# Problem details
Copy each line containing the word "Installing" from the records that follow, please.

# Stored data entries
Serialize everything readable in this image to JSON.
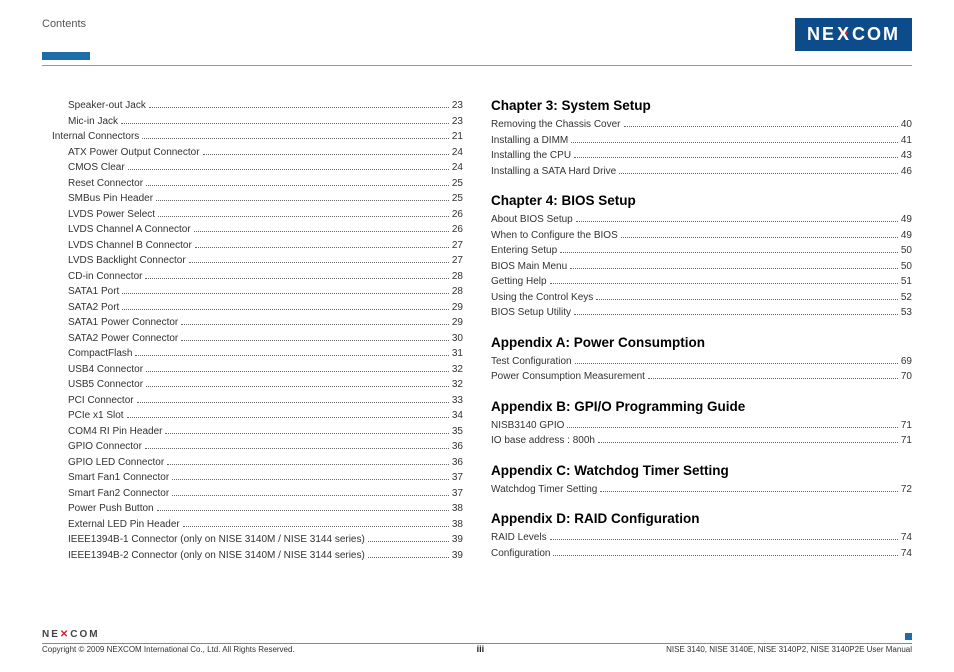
{
  "header": {
    "contents_label": "Contents",
    "logo_text_1": "NE",
    "logo_text_x": "X",
    "logo_text_2": "COM"
  },
  "col_left": [
    {
      "indent": 1,
      "label": "Speaker-out Jack",
      "page": "23"
    },
    {
      "indent": 1,
      "label": "Mic-in Jack",
      "page": "23"
    },
    {
      "indent": 0,
      "label": "Internal Connectors",
      "page": "21"
    },
    {
      "indent": 1,
      "label": "ATX Power Output Connector",
      "page": "24"
    },
    {
      "indent": 1,
      "label": "CMOS Clear",
      "page": "24"
    },
    {
      "indent": 1,
      "label": "Reset Connector",
      "page": "25"
    },
    {
      "indent": 1,
      "label": "SMBus Pin Header",
      "page": "25"
    },
    {
      "indent": 1,
      "label": "LVDS Power Select",
      "page": "26"
    },
    {
      "indent": 1,
      "label": "LVDS Channel A Connector",
      "page": "26"
    },
    {
      "indent": 1,
      "label": "LVDS Channel B Connector",
      "page": "27"
    },
    {
      "indent": 1,
      "label": "LVDS Backlight Connector",
      "page": "27"
    },
    {
      "indent": 1,
      "label": "CD-in Connector",
      "page": "28"
    },
    {
      "indent": 1,
      "label": "SATA1 Port",
      "page": "28"
    },
    {
      "indent": 1,
      "label": "SATA2 Port",
      "page": "29"
    },
    {
      "indent": 1,
      "label": "SATA1 Power Connector",
      "page": "29"
    },
    {
      "indent": 1,
      "label": "SATA2 Power Connector",
      "page": "30"
    },
    {
      "indent": 1,
      "label": "CompactFlash",
      "page": "31"
    },
    {
      "indent": 1,
      "label": "USB4 Connector",
      "page": "32"
    },
    {
      "indent": 1,
      "label": "USB5 Connector",
      "page": "32"
    },
    {
      "indent": 1,
      "label": "PCI Connector",
      "page": "33"
    },
    {
      "indent": 1,
      "label": "PCIe x1 Slot",
      "page": "34"
    },
    {
      "indent": 1,
      "label": "COM4 RI Pin Header",
      "page": "35"
    },
    {
      "indent": 1,
      "label": "GPIO Connector",
      "page": "36"
    },
    {
      "indent": 1,
      "label": "GPIO LED Connector",
      "page": "36"
    },
    {
      "indent": 1,
      "label": "Smart Fan1 Connector",
      "page": "37"
    },
    {
      "indent": 1,
      "label": "Smart Fan2 Connector",
      "page": "37"
    },
    {
      "indent": 1,
      "label": "Power Push Button",
      "page": "38"
    },
    {
      "indent": 1,
      "label": "External LED Pin Header",
      "page": "38"
    },
    {
      "indent": 1,
      "label": "IEEE1394B-1 Connector (only on NISE 3140M / NISE 3144 series)",
      "page": "39"
    },
    {
      "indent": 1,
      "label": "IEEE1394B-2 Connector (only on NISE 3140M / NISE 3144 series)",
      "page": "39"
    }
  ],
  "col_right": [
    {
      "type": "title",
      "first": true,
      "text": "Chapter 3: System Setup"
    },
    {
      "type": "row",
      "label": "Removing the Chassis Cover",
      "page": "40"
    },
    {
      "type": "row",
      "label": "Installing a DIMM",
      "page": "41"
    },
    {
      "type": "row",
      "label": "Installing the CPU",
      "page": "43"
    },
    {
      "type": "row",
      "label": "Installing a SATA Hard Drive",
      "page": "46"
    },
    {
      "type": "title",
      "text": "Chapter 4: BIOS Setup"
    },
    {
      "type": "row",
      "label": "About BIOS Setup",
      "page": "49"
    },
    {
      "type": "row",
      "label": "When to Configure the BIOS",
      "page": "49"
    },
    {
      "type": "row",
      "label": "Entering Setup",
      "page": "50"
    },
    {
      "type": "row",
      "label": "BIOS Main Menu",
      "page": "50"
    },
    {
      "type": "row",
      "label": "Getting Help",
      "page": "51"
    },
    {
      "type": "row",
      "label": "Using the Control Keys",
      "page": "52"
    },
    {
      "type": "row",
      "label": "BIOS Setup Utility",
      "page": "53"
    },
    {
      "type": "title",
      "text": "Appendix A: Power Consumption"
    },
    {
      "type": "row",
      "label": "Test Configuration",
      "page": "69"
    },
    {
      "type": "row",
      "label": "Power Consumption Measurement",
      "page": "70"
    },
    {
      "type": "title",
      "text": "Appendix B: GPI/O Programming Guide"
    },
    {
      "type": "row",
      "label": "NISB3140 GPIO",
      "page": "71"
    },
    {
      "type": "row",
      "label": "IO base address : 800h",
      "page": "71"
    },
    {
      "type": "title",
      "text": "Appendix C: Watchdog Timer Setting"
    },
    {
      "type": "row",
      "label": "Watchdog Timer Setting",
      "page": "72"
    },
    {
      "type": "title",
      "text": "Appendix D: RAID Configuration"
    },
    {
      "type": "row",
      "label": "RAID Levels",
      "page": "74"
    },
    {
      "type": "row",
      "label": "Configuration",
      "page": "74"
    }
  ],
  "footer": {
    "logo": "NE COM",
    "copyright": "Copyright © 2009 NEXCOM International Co., Ltd. All Rights Reserved.",
    "page_num": "iii",
    "manual_ref": "NISE 3140, NISE 3140E, NISE 3140P2, NISE 3140P2E User Manual"
  }
}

# Output
      "label": "Installing a DIMM",
      "label": "Installing the CPU",
      "label": "Installing a SATA Hard Drive",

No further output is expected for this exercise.